▸ **What you should do**
Count the lines of the records below that hold the word "Production", and give only the number.

Entries from a dataset of interfaces
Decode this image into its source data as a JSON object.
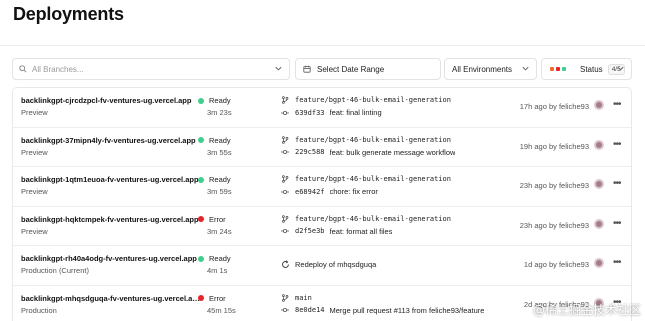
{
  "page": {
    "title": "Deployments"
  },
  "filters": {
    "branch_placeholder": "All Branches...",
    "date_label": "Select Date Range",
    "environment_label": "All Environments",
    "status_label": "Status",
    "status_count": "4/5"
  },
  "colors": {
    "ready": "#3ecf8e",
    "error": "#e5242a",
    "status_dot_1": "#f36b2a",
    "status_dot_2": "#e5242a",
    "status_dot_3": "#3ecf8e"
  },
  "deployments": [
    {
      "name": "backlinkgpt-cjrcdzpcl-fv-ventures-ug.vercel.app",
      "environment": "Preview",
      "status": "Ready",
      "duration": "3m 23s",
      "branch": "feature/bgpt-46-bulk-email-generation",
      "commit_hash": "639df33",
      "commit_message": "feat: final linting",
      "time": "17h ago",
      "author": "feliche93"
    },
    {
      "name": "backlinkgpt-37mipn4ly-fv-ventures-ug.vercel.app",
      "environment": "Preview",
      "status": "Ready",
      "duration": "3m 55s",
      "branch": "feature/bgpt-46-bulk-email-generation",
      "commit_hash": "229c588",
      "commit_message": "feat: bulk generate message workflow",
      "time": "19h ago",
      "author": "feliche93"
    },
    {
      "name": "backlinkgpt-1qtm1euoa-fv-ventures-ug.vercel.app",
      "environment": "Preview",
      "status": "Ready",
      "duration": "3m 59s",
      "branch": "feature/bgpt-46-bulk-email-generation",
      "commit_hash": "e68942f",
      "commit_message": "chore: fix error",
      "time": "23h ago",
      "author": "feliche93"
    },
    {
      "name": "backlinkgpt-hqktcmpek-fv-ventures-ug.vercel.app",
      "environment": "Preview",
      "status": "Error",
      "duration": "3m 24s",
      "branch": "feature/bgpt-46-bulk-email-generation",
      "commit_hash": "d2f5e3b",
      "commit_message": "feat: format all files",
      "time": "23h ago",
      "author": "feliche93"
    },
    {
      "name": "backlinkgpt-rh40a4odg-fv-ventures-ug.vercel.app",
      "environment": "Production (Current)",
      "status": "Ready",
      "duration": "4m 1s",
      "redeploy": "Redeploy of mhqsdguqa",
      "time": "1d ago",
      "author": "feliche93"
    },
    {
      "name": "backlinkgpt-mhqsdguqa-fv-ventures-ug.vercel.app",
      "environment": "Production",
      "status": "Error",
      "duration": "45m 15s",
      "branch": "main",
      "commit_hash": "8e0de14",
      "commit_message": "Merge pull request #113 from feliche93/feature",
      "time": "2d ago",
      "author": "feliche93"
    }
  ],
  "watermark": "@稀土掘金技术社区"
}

▸ **Written reply**
2